Best for: Mimicking the real thing
A children’s museum would be the best place to take the kids when they’re off from school, but a virtual experience will have to do for now. The Boston Children’s Museum welcomes online visitors into its exhibits (no lines!) and you can supplement the images with your own at-home activities and games.
6. Smithsonian National Museum of Natural History
Best for: An all-encompassing educational experience
Take yourself on a tour of the Smithsonian National Museum of Natural History, whether it’s through the temporary exhibitions or the permanent collection. Along the way, check out dinosaur skeletons, animals from around the globe and even past exhibits that are no longer on display in reality. It’s a great way to keep your kids learning about the world around them even when they can’t be in school, and there are plenty of follow-up activities or readings you can do after the tour. While you’re there, stop by the Smithsonian Castle and the Hirshhorn Sculpture Garden, both of which have adjoining virtual tours.
7. The National Gallery of Art
Best for: Taking advantage of online-only exhibits
Another Smithsonian museum, the National Gallery of Art has thousands of items and paintings online via Google. You can explore the current exhibition Fashioning a Nation to learn about American fashions from 1740 to 1895, or search through the various periods, from baroque to modern art. The National Gallery is home to some very important works, so look for Vermeer’s Woman Holding a Balance, Cassatt’s Little Girl in a Blue Armchair and Gauguin’s Words of the Devil. It’ll make you want to visit the real thing, so look into a trip to D.C. when this is all over.
8. Uffizi Gallery

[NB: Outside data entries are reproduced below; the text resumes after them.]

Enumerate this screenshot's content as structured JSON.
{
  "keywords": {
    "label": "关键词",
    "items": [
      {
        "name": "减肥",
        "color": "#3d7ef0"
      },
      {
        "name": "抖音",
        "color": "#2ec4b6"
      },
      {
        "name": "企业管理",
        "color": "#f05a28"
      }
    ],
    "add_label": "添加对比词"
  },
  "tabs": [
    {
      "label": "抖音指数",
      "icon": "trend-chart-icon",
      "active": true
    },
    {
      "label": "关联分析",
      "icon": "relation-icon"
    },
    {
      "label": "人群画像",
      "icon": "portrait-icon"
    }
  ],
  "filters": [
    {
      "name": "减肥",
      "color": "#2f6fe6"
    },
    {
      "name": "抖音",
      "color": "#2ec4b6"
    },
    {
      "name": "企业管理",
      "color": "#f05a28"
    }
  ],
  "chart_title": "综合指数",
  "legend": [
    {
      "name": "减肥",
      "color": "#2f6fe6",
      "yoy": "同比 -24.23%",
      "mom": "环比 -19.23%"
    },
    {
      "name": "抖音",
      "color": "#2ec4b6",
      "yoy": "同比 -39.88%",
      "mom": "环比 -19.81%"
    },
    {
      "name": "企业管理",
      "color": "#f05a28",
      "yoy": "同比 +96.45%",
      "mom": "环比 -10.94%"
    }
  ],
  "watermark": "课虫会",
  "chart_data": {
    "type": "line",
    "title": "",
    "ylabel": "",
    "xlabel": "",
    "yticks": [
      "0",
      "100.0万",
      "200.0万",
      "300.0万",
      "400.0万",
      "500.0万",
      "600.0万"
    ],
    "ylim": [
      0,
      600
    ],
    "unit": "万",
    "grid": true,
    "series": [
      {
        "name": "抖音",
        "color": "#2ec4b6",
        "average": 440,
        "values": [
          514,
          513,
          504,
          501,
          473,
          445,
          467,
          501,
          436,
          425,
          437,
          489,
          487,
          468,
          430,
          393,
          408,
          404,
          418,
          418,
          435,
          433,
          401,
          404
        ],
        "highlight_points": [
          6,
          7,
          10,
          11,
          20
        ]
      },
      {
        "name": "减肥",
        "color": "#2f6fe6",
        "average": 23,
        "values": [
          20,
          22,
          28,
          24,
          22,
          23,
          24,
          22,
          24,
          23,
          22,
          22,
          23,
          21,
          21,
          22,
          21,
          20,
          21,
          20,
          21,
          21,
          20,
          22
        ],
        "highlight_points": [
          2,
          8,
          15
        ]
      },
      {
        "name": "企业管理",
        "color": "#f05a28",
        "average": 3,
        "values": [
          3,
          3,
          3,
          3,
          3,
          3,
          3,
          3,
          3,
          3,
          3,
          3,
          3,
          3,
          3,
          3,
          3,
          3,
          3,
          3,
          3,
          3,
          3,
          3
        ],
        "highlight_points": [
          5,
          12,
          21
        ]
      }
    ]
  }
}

Best for: Kids or teens studying European history
Florence’s Uffizi Gallery can be explored on Google Arts & Culture, and there’s a lot of art to see. Most of the works are from the Renaissance (be prepared to explain all the naked ladies) and there’s an emphasis on paintings by Italian artists. It’s not just about the paintings—the collection tells you a lot about Italian history and the country’s past rulers, which can be really helpful if you have a teenager studying European history this year.

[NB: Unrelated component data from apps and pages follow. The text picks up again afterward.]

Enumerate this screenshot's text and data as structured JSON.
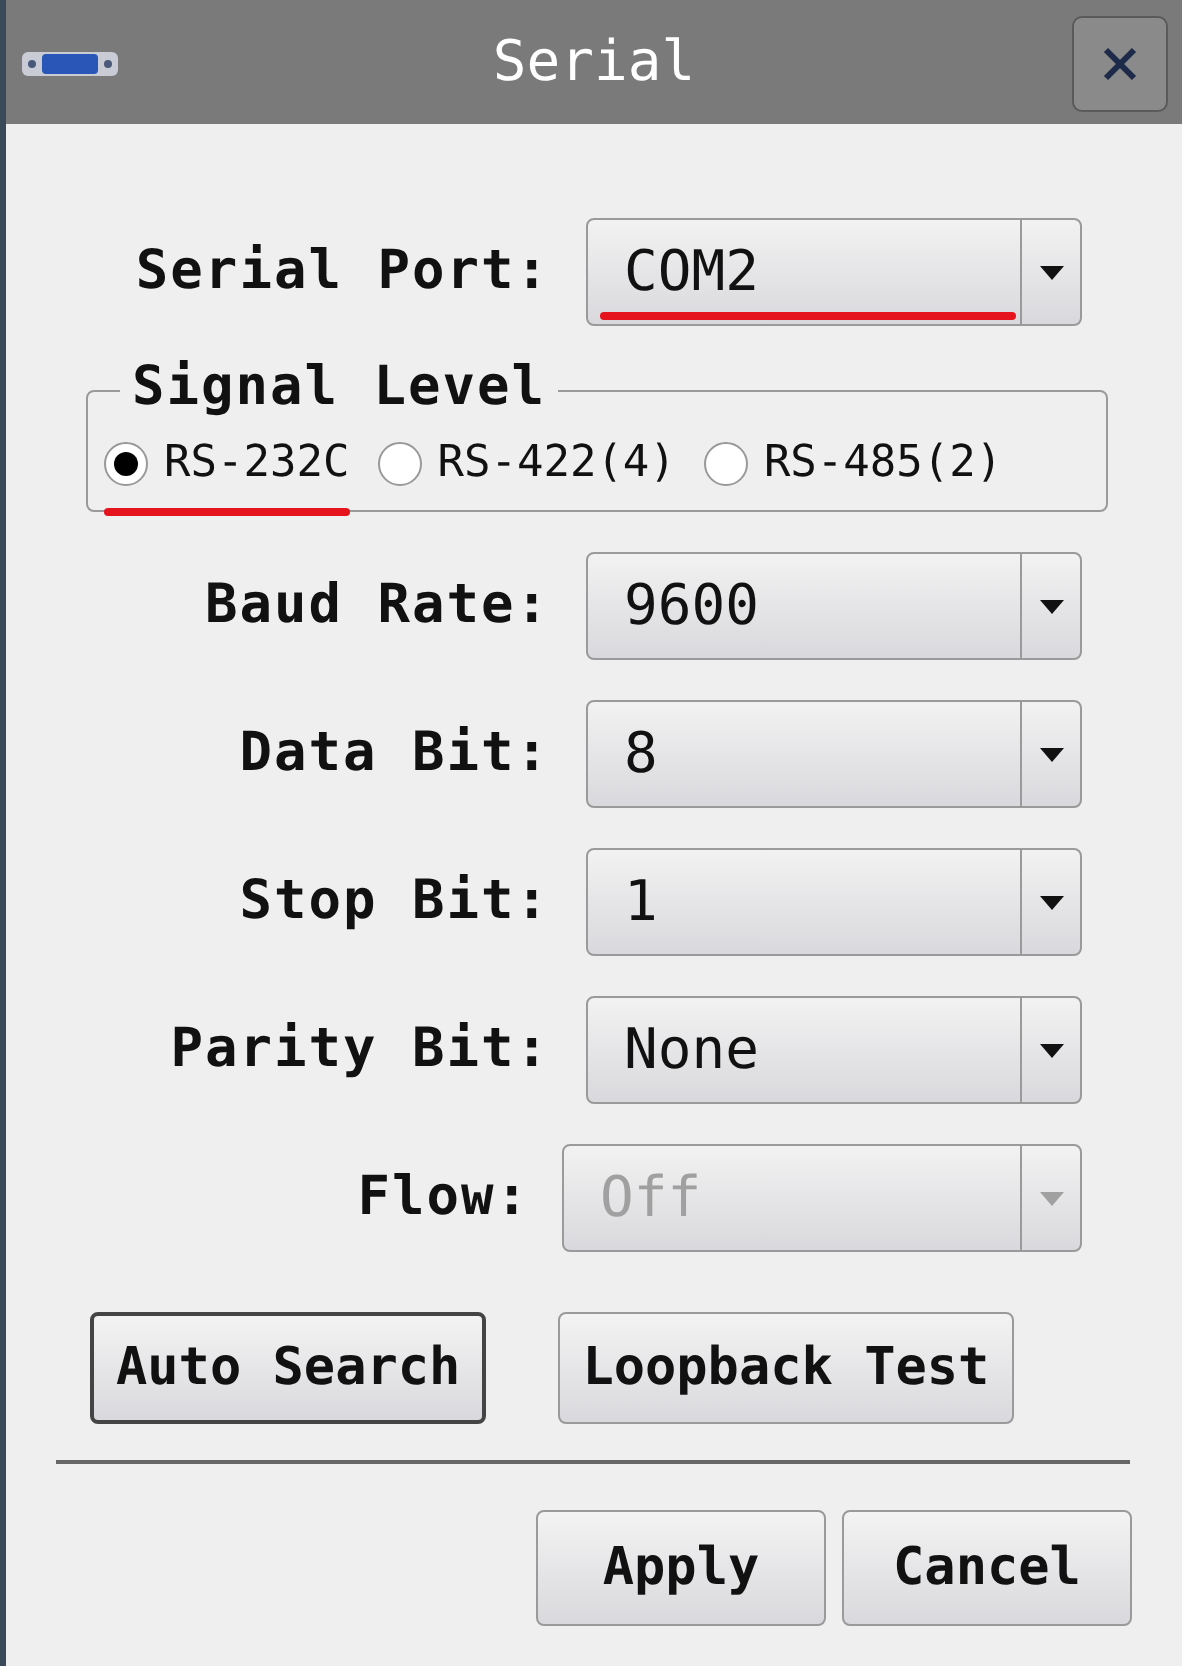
{
  "window": {
    "title": "Serial"
  },
  "serial_port": {
    "label": "Serial Port:",
    "value": "COM2",
    "highlighted": true
  },
  "signal_level": {
    "title": "Signal Level",
    "options": [
      {
        "label": "RS-232C",
        "selected": true,
        "highlighted": true
      },
      {
        "label": "RS-422(4)",
        "selected": false,
        "highlighted": false
      },
      {
        "label": "RS-485(2)",
        "selected": false,
        "highlighted": false
      }
    ]
  },
  "fields": [
    {
      "label": "Baud Rate:",
      "value": "9600",
      "disabled": false
    },
    {
      "label": "Data Bit:",
      "value": "8",
      "disabled": false
    },
    {
      "label": "Stop Bit:",
      "value": "1",
      "disabled": false
    },
    {
      "label": "Parity Bit:",
      "value": "None",
      "disabled": false
    },
    {
      "label": "Flow:",
      "value": "Off",
      "disabled": true
    }
  ],
  "action_buttons": [
    {
      "label": "Auto Search",
      "default": true
    },
    {
      "label": "Loopback Test",
      "default": false
    }
  ],
  "footer_buttons": [
    "Apply",
    "Cancel"
  ]
}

9. Easter Island
Best for: Getting some “fresh air”
Take things outside to Easter Island, where Google has created a virtual tour of the island’s famed statues. There’s also a short video of the island and its massive ancient creations, which could make for a good opportunity to discuss world geography with your kids.
10. Monterey Bay Aquarium

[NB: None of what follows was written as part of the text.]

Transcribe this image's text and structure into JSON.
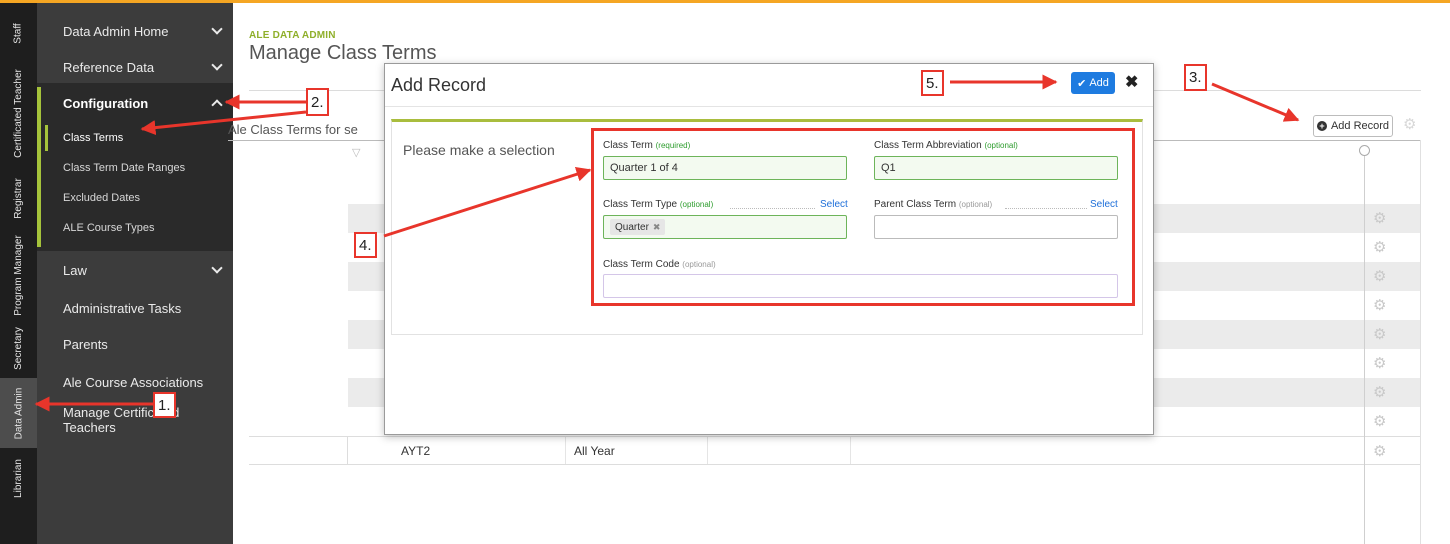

Best for: Aquatic exploration with a side of meditation
Who doesn’t want to look at peaceful videos of undersea life when they need a break from reality? The Monterey Bay Aquarium’s live web cams will delight both you and your young ones, especially the adorable penguin cam. To find something soothing, watch the hypnotizing moon jelly cam or the kelp forest cam, which showcases leopard sharks moving among the kelp. When the live cams aren’t running (they operate during specific hours), there are pre-recorded videos to fill in.
11. Roald Dahl Museum and Story Centre
Best for: Kids who devoured James and the Giant Peach
Start your day off with a virtual tour of the Roald Dahl Museum and Story Centre, which is located outside London, before having a marathon day of reading The Witches or The BFG to your kids. You can search through the exhibits and even learn more about the picturesque countryside outside the museum in Buckinghamshire. While it can be easy to feel like you’re missing out by only seeing something online, this museum is a great opportunity to delve into the fantastical world of an author who can really help with escapism right now.
12. NASA Glenn Research Center
Best for: Future space cadets
Take a virtual tour of the NASA Glenn Research Center or the Space Telescope Operations Control Center, which houses the Hubble Telescope. At NASA Glenn, delve into the ballistics impact lab or the supersonic wind tunnel, which could, of course, lead to a discussion about physics that you might not be that equipped to have. Don’t worry, NASA has a lot of stuff online, making it a great resource during this time at home.